(EXTRACTED INFORMATION Opens)

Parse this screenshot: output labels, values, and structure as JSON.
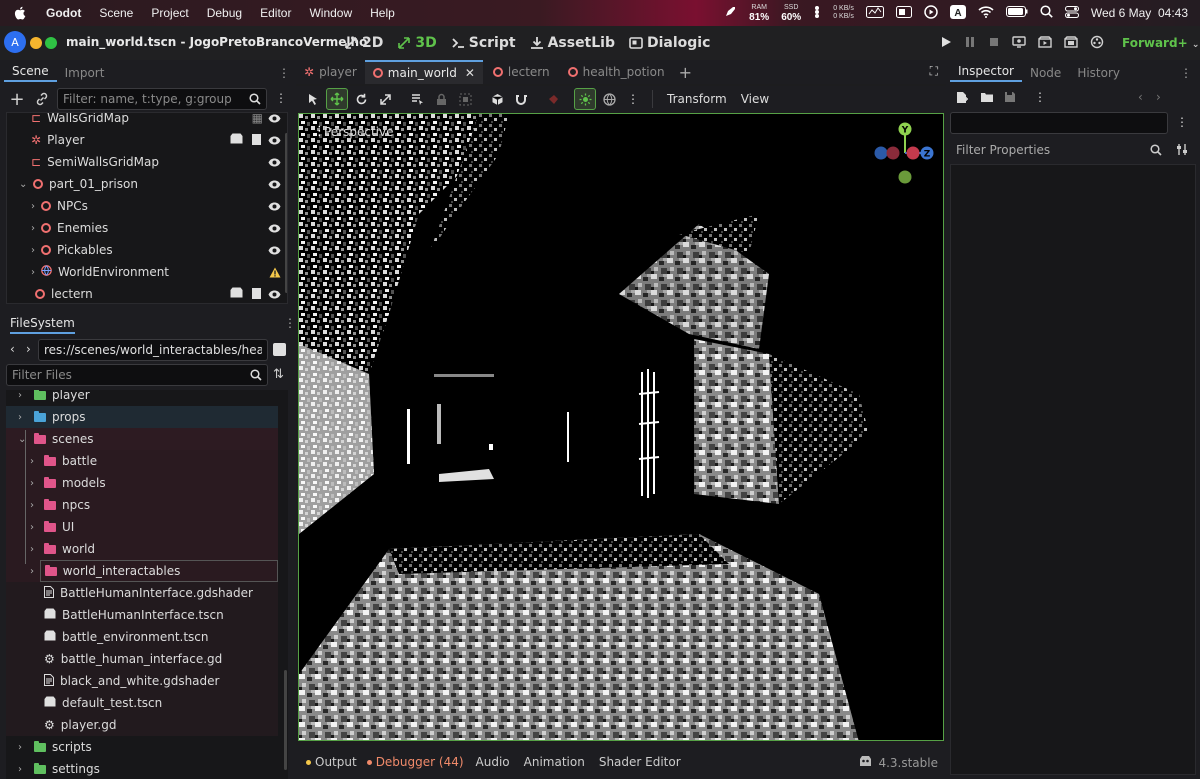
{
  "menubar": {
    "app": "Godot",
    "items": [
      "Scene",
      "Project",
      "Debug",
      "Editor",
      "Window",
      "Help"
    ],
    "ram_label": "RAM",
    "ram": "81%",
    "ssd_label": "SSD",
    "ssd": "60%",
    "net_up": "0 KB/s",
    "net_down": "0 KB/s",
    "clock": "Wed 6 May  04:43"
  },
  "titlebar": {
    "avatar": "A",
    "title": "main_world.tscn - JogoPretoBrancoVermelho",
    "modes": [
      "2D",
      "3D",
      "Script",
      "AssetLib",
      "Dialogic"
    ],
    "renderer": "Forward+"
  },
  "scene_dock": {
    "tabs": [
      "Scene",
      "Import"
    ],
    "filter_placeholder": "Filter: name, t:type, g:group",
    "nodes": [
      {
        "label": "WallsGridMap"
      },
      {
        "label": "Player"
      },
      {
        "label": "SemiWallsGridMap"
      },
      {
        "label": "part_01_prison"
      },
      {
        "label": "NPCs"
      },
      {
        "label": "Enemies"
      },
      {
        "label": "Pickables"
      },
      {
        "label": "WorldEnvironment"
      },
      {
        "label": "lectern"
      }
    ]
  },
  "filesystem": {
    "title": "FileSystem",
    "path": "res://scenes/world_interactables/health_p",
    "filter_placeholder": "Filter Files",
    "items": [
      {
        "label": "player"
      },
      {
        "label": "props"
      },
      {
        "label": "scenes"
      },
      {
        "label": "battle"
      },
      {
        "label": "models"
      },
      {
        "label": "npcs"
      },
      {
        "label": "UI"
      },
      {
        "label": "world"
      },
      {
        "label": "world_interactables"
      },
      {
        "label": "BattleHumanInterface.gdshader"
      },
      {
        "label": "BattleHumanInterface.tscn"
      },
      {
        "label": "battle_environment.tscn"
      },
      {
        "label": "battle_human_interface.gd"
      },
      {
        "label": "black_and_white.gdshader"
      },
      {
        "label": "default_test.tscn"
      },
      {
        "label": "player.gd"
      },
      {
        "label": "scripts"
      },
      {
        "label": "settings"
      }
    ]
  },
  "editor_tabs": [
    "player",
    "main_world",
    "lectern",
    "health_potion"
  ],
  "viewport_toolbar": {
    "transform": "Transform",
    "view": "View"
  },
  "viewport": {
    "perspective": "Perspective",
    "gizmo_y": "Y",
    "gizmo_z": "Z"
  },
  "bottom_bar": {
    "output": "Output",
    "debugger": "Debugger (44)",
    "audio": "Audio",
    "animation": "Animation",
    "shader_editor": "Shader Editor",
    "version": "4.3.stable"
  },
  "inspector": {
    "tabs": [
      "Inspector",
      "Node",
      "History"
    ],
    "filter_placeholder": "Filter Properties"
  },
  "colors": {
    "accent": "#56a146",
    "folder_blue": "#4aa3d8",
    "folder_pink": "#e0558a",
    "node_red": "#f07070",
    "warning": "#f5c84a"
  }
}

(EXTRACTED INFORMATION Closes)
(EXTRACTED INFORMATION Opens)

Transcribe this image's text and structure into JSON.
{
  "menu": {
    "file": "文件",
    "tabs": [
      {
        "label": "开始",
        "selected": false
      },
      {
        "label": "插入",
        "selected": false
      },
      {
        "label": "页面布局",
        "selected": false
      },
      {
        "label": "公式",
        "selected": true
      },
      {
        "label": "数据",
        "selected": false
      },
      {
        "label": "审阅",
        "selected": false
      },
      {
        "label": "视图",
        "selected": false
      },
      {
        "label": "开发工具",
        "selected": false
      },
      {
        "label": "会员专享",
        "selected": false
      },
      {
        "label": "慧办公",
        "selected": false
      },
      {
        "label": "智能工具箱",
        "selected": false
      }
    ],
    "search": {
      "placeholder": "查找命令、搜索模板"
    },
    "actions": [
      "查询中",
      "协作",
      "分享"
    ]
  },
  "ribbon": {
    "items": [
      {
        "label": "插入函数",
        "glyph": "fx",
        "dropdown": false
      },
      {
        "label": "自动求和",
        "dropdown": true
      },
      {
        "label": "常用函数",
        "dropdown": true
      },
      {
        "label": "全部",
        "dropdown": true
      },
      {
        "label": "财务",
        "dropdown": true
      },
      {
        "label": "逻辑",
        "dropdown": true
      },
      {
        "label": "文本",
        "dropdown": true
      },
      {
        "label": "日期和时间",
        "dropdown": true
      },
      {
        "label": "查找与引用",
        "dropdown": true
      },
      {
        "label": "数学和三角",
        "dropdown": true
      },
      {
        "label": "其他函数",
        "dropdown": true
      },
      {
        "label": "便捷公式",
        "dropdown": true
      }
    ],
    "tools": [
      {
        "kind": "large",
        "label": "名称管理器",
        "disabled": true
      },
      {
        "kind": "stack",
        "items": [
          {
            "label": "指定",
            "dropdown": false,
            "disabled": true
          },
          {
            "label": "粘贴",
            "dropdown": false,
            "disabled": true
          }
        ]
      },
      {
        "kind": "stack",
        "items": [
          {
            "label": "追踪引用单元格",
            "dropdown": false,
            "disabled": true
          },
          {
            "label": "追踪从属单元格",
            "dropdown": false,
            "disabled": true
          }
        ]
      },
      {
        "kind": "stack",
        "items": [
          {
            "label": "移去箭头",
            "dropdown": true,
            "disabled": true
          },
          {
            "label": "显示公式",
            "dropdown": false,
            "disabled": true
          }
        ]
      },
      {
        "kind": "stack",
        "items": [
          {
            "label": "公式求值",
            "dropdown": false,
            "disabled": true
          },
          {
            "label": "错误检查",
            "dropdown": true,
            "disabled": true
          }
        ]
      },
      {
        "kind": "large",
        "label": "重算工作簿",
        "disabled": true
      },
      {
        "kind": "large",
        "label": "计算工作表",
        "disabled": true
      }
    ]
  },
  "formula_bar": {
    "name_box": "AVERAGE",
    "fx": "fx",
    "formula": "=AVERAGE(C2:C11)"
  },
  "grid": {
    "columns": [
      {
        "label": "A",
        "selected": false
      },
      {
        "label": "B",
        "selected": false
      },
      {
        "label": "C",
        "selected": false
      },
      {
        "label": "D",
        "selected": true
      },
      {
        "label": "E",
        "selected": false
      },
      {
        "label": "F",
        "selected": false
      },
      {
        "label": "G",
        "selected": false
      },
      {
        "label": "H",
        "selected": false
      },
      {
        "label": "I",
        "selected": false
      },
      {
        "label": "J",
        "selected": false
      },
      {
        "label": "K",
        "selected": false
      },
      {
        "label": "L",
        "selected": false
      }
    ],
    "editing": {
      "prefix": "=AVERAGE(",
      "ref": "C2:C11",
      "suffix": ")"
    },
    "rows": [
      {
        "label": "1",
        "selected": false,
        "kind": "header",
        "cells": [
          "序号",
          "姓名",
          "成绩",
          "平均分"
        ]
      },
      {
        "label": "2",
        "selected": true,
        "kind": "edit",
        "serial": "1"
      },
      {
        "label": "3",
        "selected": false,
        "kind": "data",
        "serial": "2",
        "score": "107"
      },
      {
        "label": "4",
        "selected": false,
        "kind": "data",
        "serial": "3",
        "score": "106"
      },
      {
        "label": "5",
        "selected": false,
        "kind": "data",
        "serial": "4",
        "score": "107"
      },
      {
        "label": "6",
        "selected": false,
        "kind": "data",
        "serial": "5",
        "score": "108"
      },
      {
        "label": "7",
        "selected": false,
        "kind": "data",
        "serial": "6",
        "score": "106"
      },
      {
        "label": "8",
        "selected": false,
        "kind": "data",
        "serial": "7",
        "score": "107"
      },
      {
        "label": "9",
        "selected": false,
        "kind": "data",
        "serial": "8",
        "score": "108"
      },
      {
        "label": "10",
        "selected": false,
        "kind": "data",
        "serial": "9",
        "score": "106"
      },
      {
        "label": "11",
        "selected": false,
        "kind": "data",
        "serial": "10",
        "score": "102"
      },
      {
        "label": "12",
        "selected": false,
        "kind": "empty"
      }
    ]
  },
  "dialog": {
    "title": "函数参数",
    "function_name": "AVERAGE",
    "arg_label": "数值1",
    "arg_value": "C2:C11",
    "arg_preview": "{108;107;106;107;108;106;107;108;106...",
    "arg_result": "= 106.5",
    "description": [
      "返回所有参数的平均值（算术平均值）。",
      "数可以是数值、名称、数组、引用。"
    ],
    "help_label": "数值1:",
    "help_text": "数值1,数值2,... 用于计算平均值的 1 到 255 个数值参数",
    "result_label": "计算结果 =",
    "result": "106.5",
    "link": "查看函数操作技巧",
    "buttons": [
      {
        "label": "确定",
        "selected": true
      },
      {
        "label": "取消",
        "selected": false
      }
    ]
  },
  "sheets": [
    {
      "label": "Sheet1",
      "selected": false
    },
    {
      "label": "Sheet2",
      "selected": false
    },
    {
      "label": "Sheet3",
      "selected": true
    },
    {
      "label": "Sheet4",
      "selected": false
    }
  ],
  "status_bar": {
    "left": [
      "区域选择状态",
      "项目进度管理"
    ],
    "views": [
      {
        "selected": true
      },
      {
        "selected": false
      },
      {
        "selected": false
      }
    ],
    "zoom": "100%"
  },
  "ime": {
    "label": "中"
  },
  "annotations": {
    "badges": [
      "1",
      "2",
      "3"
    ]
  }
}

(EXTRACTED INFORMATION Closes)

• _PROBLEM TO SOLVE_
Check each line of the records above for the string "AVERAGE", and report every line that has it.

• _EXERCISE SOLUTION_
    "name_box": "AVERAGE",
    "formula": "=AVERAGE(C2:C11)"
      "prefix": "=AVERAGE(",
    "function_name": "AVERAGE",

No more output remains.